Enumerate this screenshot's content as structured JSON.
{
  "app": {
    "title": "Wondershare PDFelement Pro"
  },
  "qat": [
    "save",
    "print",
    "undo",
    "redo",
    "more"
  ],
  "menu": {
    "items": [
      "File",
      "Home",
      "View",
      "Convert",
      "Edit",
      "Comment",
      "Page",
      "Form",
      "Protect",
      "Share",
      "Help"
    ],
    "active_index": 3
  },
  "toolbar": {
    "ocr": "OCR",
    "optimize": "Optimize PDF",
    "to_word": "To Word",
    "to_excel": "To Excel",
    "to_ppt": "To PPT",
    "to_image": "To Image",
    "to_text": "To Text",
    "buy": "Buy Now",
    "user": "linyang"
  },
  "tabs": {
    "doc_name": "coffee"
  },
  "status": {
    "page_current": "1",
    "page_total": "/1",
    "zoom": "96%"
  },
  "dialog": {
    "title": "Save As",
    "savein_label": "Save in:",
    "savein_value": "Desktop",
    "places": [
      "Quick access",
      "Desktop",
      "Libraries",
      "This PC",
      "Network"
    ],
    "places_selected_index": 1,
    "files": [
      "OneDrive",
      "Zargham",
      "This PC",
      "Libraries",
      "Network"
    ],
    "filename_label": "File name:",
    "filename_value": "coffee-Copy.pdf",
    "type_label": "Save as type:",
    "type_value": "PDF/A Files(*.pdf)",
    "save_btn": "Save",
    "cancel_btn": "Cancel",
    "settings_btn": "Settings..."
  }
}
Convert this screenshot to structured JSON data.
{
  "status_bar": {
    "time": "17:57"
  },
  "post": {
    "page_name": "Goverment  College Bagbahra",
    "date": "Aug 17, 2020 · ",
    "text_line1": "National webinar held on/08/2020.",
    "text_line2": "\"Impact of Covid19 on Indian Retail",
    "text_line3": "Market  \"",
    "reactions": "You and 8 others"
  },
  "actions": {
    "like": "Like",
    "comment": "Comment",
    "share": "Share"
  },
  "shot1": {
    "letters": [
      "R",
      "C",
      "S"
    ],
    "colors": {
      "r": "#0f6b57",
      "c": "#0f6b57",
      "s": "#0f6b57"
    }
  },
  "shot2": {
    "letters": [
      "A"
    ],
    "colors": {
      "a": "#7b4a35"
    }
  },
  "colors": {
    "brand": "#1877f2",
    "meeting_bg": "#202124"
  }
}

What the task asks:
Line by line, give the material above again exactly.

Expected answer:
Enumerate this screenshot's content as structured JSON.
{
  "app": {
    "title": "Wondershare PDFelement Pro"
  },
  "qat": [
    "save",
    "print",
    "undo",
    "redo",
    "more"
  ],
  "menu": {
    "items": [
      "File",
      "Home",
      "View",
      "Convert",
      "Edit",
      "Comment",
      "Page",
      "Form",
      "Protect",
      "Share",
      "Help"
    ],
    "active_index": 3
  },
  "toolbar": {
    "ocr": "OCR",
    "optimize": "Optimize PDF",
    "to_word": "To Word",
    "to_excel": "To Excel",
    "to_ppt": "To PPT",
    "to_image": "To Image",
    "to_text": "To Text",
    "buy": "Buy Now",
    "user": "linyang"
  },
  "tabs": {
    "doc_name": "coffee"
  },
  "status": {
    "page_current": "1",
    "page_total": "/1",
    "zoom": "96%"
  },
  "dialog": {
    "title": "Save As",
    "savein_label": "Save in:",
    "savein_value": "Desktop",
    "places": [
      "Quick access",
      "Desktop",
      "Libraries",
      "This PC",
      "Network"
    ],
    "places_selected_index": 1,
    "files": [
      "OneDrive",
      "Zargham",
      "This PC",
      "Libraries",
      "Network"
    ],
    "filename_label": "File name:",
    "filename_value": "coffee-Copy.pdf",
    "type_label": "Save as type:",
    "type_value": "PDF/A Files(*.pdf)",
    "save_btn": "Save",
    "cancel_btn": "Cancel",
    "settings_btn": "Settings..."
  }
}
Convert this screenshot to structured JSON data.
{
  "status_bar": {
    "time": "17:57"
  },
  "post": {
    "page_name": "Goverment  College Bagbahra",
    "date": "Aug 17, 2020 · ",
    "text_line1": "National webinar held on/08/2020.",
    "text_line2": "\"Impact of Covid19 on Indian Retail",
    "text_line3": "Market  \"",
    "reactions": "You and 8 others"
  },
  "actions": {
    "like": "Like",
    "comment": "Comment",
    "share": "Share"
  },
  "shot1": {
    "letters": [
      "R",
      "C",
      "S"
    ],
    "colors": {
      "r": "#0f6b57",
      "c": "#0f6b57",
      "s": "#0f6b57"
    }
  },
  "shot2": {
    "letters": [
      "A"
    ],
    "colors": {
      "a": "#7b4a35"
    }
  },
  "colors": {
    "brand": "#1877f2",
    "meeting_bg": "#202124"
  }
}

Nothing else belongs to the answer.